For readers of Paulette Jiles and Gil Adamson, a 19th-century tale of a father's greatest regret and path to redemption
Devastated at his wife's death and stricken at raising two girls and a boy on his own, Arthur Delaney places his children in a Halifax orphanage and runs off to join the Union Army in the American Civil War. The trauma of battle and three years in a disease-ridden prisoner-of-war prison changes his perspective on life and family.
After the war, Delaney odd-jobs his way up the American east coast and catches a schooner to Halifax. There he discovers the orphanage has relocated to a farm in rural Nova Scotia. His children are not there.

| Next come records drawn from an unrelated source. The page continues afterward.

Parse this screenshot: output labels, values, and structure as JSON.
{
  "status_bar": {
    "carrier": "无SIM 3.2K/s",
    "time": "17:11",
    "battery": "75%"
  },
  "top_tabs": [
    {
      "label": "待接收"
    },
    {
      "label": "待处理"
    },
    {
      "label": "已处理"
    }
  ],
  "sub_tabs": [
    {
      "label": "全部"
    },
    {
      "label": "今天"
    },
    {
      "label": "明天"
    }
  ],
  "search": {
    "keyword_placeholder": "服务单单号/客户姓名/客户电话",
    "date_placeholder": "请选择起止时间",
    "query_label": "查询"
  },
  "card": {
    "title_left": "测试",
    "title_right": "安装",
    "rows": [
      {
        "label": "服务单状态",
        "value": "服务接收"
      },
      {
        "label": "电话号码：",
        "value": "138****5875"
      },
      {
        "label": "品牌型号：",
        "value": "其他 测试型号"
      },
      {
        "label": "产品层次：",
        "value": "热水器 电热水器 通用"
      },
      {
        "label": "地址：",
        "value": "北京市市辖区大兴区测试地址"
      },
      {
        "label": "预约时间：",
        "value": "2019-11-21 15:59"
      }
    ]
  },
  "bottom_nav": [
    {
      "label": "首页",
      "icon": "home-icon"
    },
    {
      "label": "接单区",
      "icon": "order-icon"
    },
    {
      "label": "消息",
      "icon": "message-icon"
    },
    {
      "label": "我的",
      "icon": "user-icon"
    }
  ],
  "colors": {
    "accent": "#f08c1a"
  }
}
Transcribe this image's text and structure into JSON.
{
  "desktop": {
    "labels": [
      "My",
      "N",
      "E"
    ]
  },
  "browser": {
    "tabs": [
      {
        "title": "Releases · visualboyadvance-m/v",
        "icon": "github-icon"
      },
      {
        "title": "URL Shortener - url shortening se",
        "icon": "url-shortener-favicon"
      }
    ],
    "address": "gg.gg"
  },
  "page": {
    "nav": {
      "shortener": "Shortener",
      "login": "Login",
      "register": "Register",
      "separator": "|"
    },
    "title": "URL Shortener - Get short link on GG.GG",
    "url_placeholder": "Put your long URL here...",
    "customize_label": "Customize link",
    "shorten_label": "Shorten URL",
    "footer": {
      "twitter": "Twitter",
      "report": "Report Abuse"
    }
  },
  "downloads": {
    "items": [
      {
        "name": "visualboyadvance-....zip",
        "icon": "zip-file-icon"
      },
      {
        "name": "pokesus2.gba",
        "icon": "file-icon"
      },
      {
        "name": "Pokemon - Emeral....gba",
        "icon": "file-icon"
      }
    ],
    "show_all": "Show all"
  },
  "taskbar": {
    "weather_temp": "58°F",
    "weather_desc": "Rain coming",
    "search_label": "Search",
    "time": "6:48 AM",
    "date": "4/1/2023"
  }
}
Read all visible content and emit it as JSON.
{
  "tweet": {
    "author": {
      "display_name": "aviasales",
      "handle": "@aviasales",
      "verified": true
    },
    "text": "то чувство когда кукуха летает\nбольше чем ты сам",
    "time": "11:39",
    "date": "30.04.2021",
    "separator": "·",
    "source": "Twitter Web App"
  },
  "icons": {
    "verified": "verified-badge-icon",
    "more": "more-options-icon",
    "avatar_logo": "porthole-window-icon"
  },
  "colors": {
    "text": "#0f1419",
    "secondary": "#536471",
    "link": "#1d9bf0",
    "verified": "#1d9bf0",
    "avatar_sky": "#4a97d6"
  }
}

They and others had been sold and resold as farm workers and house servants through the Maritime provinces, as well as Quebec and Ontario. Their whereabouts is unknown. Arthur Delaney sets out on a punishing 20-year journey across Canada to find them.
This is a heartbreaking, beautifully told story of a father's attempt to reconnect with his children
About the Author
Bob Kroll studied history at Providence College and the University of New Brunswick. He worked on farms and in the woods before settling into a forty year writing career. His previous books include The Drop Zone, The Hell Of It All, and Fire Trap. He lives in Halifax, Nova Scotia.